How a bamboo box could help Cambodian farmers save money

By: Euan Black - Posted on: March 28, 2017 | Business

Meet the young Cambodian whose business aims to help the country’s farmers keep their fruits and vegetables fresher for longer

Eco-Fresh Box co-founder Moung Vandy
Eco-Fresh Box co-founder Moung Vandy. Photo: Thomas Cristofoletti

Recognising that the country’s rural population had been largely overlooked by Phnom Penh’s emerging startup community, in August 2016 Moung Vandy and his three business partners started Eco-Fresh Box, a project focused on improving the storage of fruits and vegetables.

“There are a lot of [cooling] technologies that people use in farming, but they are not reachable for Cambodian farmers because they are expensive. So we thought of creating a box that keeps vegetables fresh and is both eco-friendly and cheap,” said Vandy.

The Eco-Fresh Box is made from bamboo and burlap and relies on natural cooling systems to keep vegetables at 20°C. Farmers simply soak the burlap in cool water and then use it to line the heavy bamboo box; together, the two materials naturally trap cold vapour in the container, helping to keep its contents cool and fresh. 

By keeping vegetables fresher for longer, Vandy believes the box will significantly increase farmers’ incomes by helping them command higher prices at local markets.

“Firstly, I want to show that there is a problem. Farmers lose vegetables. They lose money from price reductions at the market. I want most farmers in Cambodia to use my box and gain back the money that they currently lose from the market price reductions, and get back the vegetables they lose every harvest,” he said. “Most important,
I want to increase their livelihoods so that, hopefully, they can use that extra money to do something important like sending their children to school.”

Believing his target market to be particularly reluctant to try new products and technologies, Vandy, the son of a farmer, sees in-person sales pitches as the only effective means of communicating the benefits of the Eco-Fresh Box.

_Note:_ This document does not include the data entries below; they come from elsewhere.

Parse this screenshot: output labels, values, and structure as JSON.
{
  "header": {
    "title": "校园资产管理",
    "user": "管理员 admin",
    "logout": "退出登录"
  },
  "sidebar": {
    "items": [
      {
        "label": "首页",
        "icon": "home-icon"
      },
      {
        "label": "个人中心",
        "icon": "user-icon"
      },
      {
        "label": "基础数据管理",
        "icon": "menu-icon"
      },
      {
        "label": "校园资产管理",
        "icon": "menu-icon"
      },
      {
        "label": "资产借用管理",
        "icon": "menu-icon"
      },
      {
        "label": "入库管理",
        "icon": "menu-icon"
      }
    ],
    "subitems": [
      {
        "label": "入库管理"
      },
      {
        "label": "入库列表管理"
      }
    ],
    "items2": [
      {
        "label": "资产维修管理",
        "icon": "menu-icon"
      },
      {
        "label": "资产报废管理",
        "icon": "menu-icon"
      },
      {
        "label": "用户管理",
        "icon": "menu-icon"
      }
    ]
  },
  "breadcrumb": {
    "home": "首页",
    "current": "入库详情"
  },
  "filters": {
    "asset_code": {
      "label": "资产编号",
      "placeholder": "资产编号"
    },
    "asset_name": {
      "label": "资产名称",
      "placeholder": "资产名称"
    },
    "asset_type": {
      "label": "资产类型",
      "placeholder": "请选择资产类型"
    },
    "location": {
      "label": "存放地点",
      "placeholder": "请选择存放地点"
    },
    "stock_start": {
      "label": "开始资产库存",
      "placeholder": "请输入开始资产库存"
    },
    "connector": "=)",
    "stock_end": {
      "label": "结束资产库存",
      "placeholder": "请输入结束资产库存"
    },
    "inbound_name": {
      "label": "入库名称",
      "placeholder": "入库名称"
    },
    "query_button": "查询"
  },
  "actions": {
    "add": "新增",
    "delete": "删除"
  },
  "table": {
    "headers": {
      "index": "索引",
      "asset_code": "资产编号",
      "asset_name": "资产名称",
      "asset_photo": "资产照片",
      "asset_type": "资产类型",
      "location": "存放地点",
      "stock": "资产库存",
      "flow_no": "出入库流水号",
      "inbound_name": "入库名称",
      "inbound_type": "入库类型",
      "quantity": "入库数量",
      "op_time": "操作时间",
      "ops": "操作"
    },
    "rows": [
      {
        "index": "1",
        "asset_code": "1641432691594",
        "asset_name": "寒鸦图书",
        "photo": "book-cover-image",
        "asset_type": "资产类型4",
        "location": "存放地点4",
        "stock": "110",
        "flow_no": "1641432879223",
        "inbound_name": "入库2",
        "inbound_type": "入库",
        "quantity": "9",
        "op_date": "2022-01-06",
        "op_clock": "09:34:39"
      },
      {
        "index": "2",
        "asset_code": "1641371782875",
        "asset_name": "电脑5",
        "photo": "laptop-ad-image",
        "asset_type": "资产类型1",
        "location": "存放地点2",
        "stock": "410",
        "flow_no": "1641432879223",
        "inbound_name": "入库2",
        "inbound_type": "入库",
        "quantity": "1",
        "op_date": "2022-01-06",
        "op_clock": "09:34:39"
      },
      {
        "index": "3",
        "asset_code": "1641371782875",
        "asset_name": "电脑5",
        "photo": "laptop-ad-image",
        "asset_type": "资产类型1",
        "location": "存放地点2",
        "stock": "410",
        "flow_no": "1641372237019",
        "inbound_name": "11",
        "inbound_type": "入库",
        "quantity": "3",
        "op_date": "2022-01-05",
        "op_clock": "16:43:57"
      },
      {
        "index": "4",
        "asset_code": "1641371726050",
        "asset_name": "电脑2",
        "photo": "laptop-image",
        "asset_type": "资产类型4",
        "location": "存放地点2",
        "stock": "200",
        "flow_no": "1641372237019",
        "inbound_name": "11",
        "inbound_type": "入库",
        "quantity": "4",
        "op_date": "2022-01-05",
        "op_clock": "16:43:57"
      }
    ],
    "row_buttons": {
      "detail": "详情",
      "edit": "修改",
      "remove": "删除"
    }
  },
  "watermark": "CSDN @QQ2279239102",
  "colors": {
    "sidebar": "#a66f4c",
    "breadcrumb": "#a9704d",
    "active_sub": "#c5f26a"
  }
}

“To get our message across, I think the best method is to talk to the farmers face-to-face. Poor farmers have had a lot of bad experiences with new products and technologies. So to introduce something very new to them, I think we must do it through word of mouth or through local people who are powerful or famous,” he said.

While the details of the box are still being fine-tuned, Vandy expects two versions of the box will go on sale at local markets this month: a small box with a capacity of 15kg priced at $7, and a larger box with up to 40kg capacity for $15.